The survey claims that indirect and corporate taxes could decline, to the extent growth slows. Over the long run, taxes should increase as formalisation expands and compliance improves. This is again a very simplistic and an erroneous view.
This is more of a wish list rather than any analysis. The long term impacts of demonetisation are sugarcoated with many ifs here. Such an analysis, claims and statements are neither expected nor appropriate in a prestigious document like the Economic Survey.
More importantly, the impact of GDP analysis lacks analytical rigour and is misleading. The Survey, to defend demonetisation, takes the shelter of nominal growth. The survey mentioned that “an even better counterfactual for comparison would be the level of nominal rather than real GDP growth. After all, demonetisation is mostly a nominal demand shock, so its effect in the first instance will be on nominal magnitudes.” This is not only an analytical blunder and but also a classic case of creative accounting to defend and justify a wrong. For all analytical purposes, the real GDP represents truly the performance of the economy and certainly not the nominal GDP.
Furthermore, the survey to prove the point of minimum adverse impact of GDP has gone into the technicalities and concluded that when one is comparing the GDP growth estimates by IMF, CSO and others, it would be more appropriate to make a comparison based on the changes in the forecasts rather than their levels. This suggestion has the potential of inconsistent approach to make any comparison.
Another important issue is tax collection. The survey claims that indirect and corporate taxes could decline, to the extent growth slows. Over the long run, taxes should increase as formalisation expands and compliance improves. This is again a very simplistic and an erroneous view. It is important to recognise that less cash in the economy does not mean formalisation in the economy is automatic. There are structural rigidities in the form of bankable habits and stricter KYC norms. Even in the much- discussed ‘jandhan’ accounts, as the demonetisation experience suggested, there are ample cases of misuse.
The increase in tax – GDP ratio is a sustainable answer to prudent fiscal management. But moving to a formal economy has no direct relation with increase in tax compliance. Tax compliance is one issue but more important is enhancement of tax base along with rationalisation in tax rates and withdrawal of many tax exemptions.
With regard to credibility, the survey has mentioned credibility will be strengthened if demonetisation is accompanied by “complementary” measures. However, these complementary measures have not been defined in the survey. There seems to be some inconsistency in the Survey; on the one hand, there is an argument that full remonetisation will not happen but while discussing the credibility there is a mention that early and full remonetisation is essential.
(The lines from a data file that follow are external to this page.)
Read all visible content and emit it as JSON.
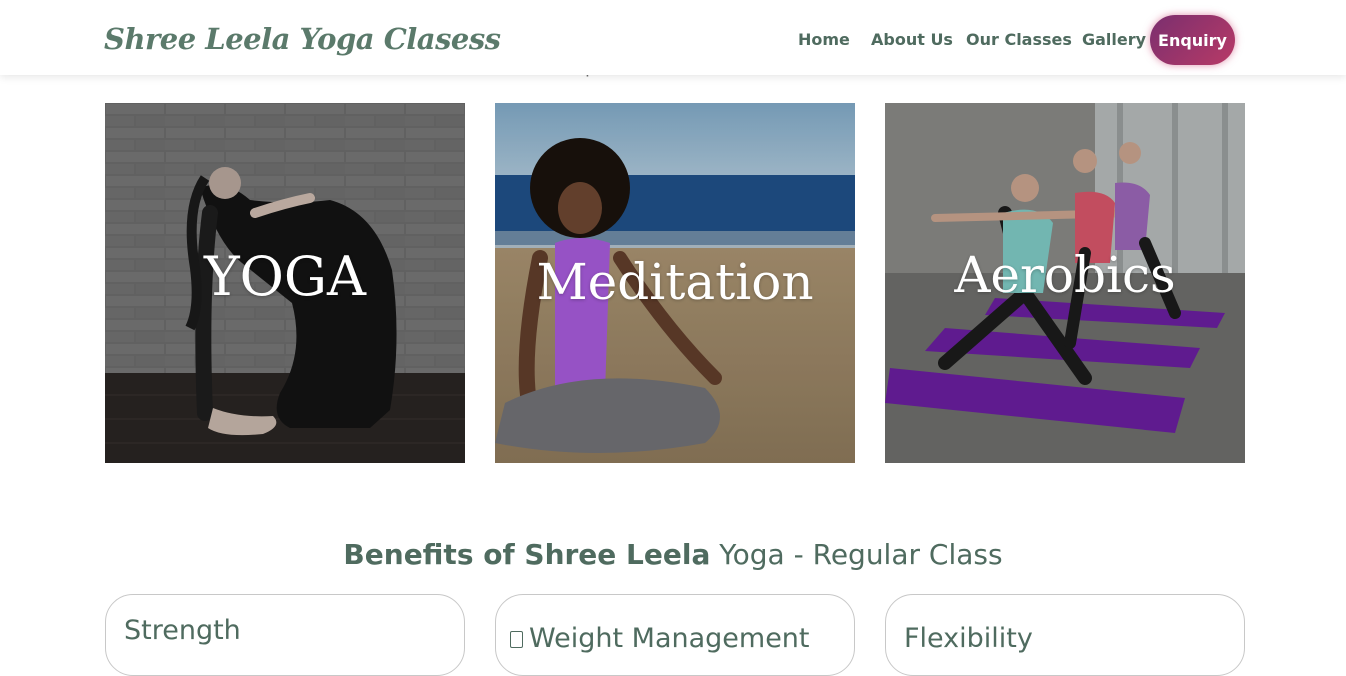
{
  "header": {
    "logo_text": "Shree Leela Yoga Clasess",
    "nav": {
      "home": "Home",
      "about": "About Us",
      "classes": "Our Classes",
      "gallery": "Gallery",
      "enquiry": "Enquiry"
    }
  },
  "intro_tail": "peace and calmness.",
  "classes": [
    {
      "label": "YOGA"
    },
    {
      "label": "Meditation"
    },
    {
      "label": "Aerobics"
    }
  ],
  "benefits": {
    "title_bold": "Benefits of Shree Leela",
    "title_rest": "Yoga - Regular Class",
    "cards": [
      {
        "title": "Strength"
      },
      {
        "title": "Weight Management"
      },
      {
        "title": "Flexibility"
      }
    ]
  },
  "colors": {
    "brand_green": "#4f6b5f",
    "enquiry_gradient_start": "#7a2f6f",
    "enquiry_gradient_end": "#b83a66",
    "mat_purple": "#6a1fa0",
    "top_purple": "#a35ad6",
    "sea_blue": "#1f4f86"
  }
}
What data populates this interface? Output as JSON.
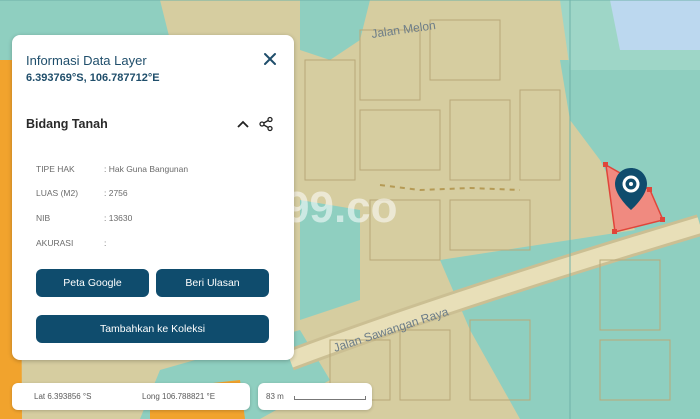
{
  "panel": {
    "title": "Informasi Data Layer",
    "coordinates": "6.393769°S, 106.787712°E",
    "section_title": "Bidang Tanah",
    "rows": [
      {
        "key": "TIPE HAK",
        "value": ": Hak Guna Bangunan"
      },
      {
        "key": "LUAS (M2)",
        "value": ": 2756"
      },
      {
        "key": "NIB",
        "value": ": 13630"
      },
      {
        "key": "AKURASI",
        "value": ":"
      }
    ],
    "buttons": {
      "google": "Peta Google",
      "review": "Beri Ulasan",
      "collection": "Tambahkan ke Koleksi"
    }
  },
  "status": {
    "lat": "Lat 6.393856 °S",
    "long": "Long 106.788821 °E"
  },
  "scale": {
    "label": "83 m"
  },
  "map": {
    "street_melon": "Jalan Melon",
    "street_sawangan": "Jalan Sawangan Raya",
    "watermark": "99.co",
    "icons": [
      "location-pin-icon"
    ],
    "colors": {
      "land": "#d9d0a3",
      "parcel_teal": "#8ccfc0",
      "highlight": "#f08a80",
      "orange": "#f1a32d",
      "water": "#bcd8ef"
    }
  }
}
It is difficult to resist the conclusion that the Economic Survey has been used to justify the erroneous decision on demonetiaation and related issues. Counterfeit notes are the result of deficiencies in the currency management architecture of the RBI. At the end of the day, it is important for the RBI to improve the currency management architecture. Similarly, black money or unaccounted money is the result of deficiencies in the tax administration of the government. In a longer term perspective it is important to strengthen the currency management architecture and tax administration without harassment.
(R K Pattnaik is Professor, SPJIMR. Jagdish Rattanani is Editor, SPJIMR. Views are personal)